HTC was a company divided in 2013, on the one-hand execs walked out, sales figures were less than stellar and even Robert Downey Jr. didn’t entice consumers all that much, but on the other the company produced the HTC One – an Android flagship that set the bar high for its rivals, won many prestigious awards and is almost certainly going to be one tough act to follow.
With New Years celebrations firmly in our rear view mirror, its about time the company pulled the wraps on its successor and the first hint of the phone that could be, comes in the form of a case spotted by gottabemobile.com, suggesting that HTC will once again be placing a fingerprint sensor on their back of their unannounced new flagship.

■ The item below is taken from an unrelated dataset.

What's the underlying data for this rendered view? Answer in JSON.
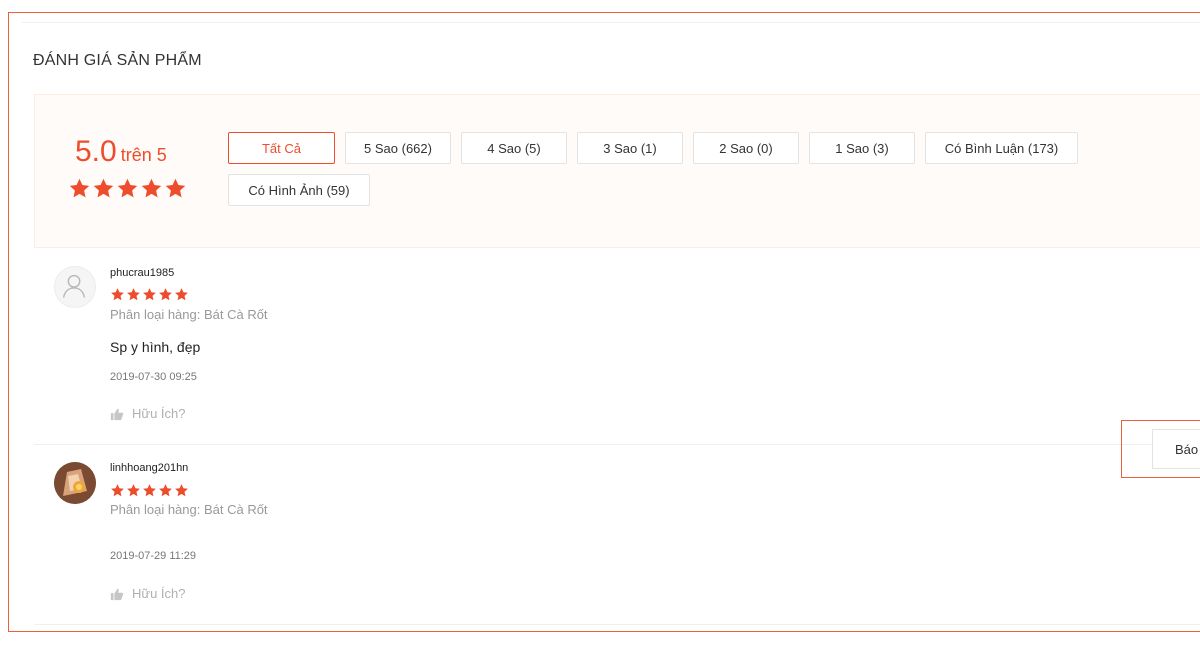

Whilst it wasn’t even Apple who pioneered fingerprint scanners on smartphones, the HTC One Max attempted to integrate such a feature, but in reality the swipe to unlock that was required proved too unreliable to make it a viable inclusion. Based on the positioning, size and shape of the case, the One successor will have a small circular scanner at the top of the device, centrally positioned above the camera and LED flash arrangement. We’re hoping this smaller looking hole means a fingerprint scanner more like the 5S’; one where the user simply has to rest their finger on it, as opposed to swiping it across.

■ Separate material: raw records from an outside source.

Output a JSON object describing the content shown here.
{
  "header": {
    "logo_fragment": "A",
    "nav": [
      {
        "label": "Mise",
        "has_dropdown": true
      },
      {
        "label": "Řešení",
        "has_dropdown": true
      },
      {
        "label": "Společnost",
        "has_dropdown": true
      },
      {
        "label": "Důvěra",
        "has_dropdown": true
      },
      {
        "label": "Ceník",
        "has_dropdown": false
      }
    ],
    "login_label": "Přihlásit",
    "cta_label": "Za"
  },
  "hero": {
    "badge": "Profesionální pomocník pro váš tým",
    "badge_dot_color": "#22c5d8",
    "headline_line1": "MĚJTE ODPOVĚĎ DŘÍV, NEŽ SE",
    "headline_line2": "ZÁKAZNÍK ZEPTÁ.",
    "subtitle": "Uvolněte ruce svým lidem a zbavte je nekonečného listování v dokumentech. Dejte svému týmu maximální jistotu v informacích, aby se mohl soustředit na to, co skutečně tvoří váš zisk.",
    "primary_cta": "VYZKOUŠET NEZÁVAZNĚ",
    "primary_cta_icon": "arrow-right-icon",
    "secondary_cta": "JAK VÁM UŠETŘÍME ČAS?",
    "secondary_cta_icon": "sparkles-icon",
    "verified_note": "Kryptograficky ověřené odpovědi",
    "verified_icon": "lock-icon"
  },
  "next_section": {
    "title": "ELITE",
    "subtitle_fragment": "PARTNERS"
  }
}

The HTC One+, HTC Two or HTC M8 as its been called unofficially, is expected to be more of an iterative upgrade to the One rather than a move in a new direction for the company’s smartphone line altogether. Suggested specs include a 2.3GHz quad-core Snapdragon 800 processor, 2GB of RAM, 16GB of internal storage with microSD expandability, a robust 2900mAh battery and a larger 5-inch Full HD screen.

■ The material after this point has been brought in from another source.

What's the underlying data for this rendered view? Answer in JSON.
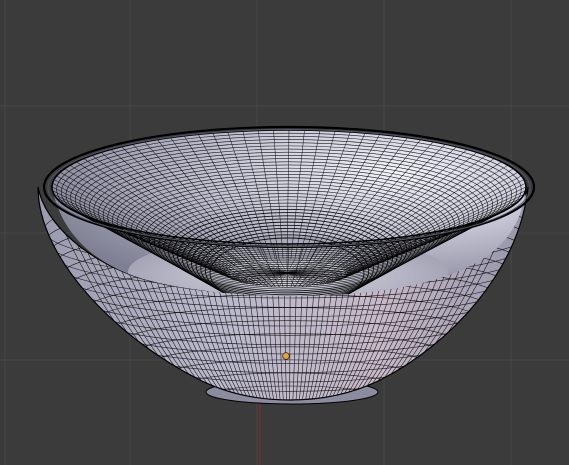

Based on a recent court ruling and the arrival of last year’s flagship this new phone should surface sometime in February with stores beginning to sell it from March. Whether HTC chooses MWC to serve as the stage on which to unveil it, or a separate event also remains to be seen.